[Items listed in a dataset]
──────────────────────────────
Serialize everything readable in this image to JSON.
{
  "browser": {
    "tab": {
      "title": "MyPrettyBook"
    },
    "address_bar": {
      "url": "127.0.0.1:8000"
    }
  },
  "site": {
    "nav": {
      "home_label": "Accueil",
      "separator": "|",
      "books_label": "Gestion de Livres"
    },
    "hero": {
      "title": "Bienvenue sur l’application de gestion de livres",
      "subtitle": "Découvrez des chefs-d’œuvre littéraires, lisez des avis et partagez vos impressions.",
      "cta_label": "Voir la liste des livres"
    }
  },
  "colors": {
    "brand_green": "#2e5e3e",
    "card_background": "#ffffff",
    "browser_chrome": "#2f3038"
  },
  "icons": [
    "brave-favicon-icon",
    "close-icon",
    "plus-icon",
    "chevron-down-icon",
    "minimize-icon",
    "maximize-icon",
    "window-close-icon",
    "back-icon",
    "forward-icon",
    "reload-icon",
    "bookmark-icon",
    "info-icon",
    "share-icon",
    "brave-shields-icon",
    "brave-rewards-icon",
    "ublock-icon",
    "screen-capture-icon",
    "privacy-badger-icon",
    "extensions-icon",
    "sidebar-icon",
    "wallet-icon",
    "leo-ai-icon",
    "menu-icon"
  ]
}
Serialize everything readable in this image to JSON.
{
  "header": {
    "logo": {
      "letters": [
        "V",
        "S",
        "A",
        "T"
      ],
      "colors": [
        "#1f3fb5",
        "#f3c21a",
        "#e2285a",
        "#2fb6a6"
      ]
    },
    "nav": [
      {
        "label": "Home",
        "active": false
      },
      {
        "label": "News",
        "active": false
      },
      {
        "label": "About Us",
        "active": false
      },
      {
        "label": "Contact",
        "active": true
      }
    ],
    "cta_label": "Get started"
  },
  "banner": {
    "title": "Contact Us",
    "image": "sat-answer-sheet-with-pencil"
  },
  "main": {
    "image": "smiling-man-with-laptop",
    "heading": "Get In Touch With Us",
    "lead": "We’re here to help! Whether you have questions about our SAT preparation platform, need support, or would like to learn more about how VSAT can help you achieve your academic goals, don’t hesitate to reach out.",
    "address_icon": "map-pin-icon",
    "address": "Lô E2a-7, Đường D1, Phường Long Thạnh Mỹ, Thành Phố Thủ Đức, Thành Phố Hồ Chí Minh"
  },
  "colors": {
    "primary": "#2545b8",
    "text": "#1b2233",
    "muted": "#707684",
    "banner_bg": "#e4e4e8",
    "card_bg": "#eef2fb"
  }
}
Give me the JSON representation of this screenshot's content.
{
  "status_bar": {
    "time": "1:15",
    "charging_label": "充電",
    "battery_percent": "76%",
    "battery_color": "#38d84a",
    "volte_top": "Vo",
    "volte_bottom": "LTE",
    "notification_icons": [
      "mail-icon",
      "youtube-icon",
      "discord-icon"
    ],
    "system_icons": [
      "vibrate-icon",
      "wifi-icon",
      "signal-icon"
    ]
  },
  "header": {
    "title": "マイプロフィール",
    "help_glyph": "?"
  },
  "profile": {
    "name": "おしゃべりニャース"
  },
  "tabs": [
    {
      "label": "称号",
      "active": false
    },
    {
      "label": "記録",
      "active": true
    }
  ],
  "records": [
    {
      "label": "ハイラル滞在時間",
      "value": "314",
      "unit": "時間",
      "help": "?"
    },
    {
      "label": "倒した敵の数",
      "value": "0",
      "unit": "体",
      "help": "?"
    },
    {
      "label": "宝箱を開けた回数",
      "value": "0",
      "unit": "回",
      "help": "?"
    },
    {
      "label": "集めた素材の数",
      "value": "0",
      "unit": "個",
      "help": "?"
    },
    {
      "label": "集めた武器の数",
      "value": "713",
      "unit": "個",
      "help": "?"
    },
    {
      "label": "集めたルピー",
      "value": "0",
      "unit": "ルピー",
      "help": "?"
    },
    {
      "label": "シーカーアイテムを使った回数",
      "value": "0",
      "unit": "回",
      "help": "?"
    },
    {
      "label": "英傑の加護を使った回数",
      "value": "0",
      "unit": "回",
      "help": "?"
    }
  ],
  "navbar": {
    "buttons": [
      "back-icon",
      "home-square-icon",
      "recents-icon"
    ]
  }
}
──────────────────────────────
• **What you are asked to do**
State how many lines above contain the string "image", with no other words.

• **Answer to this exercise**
4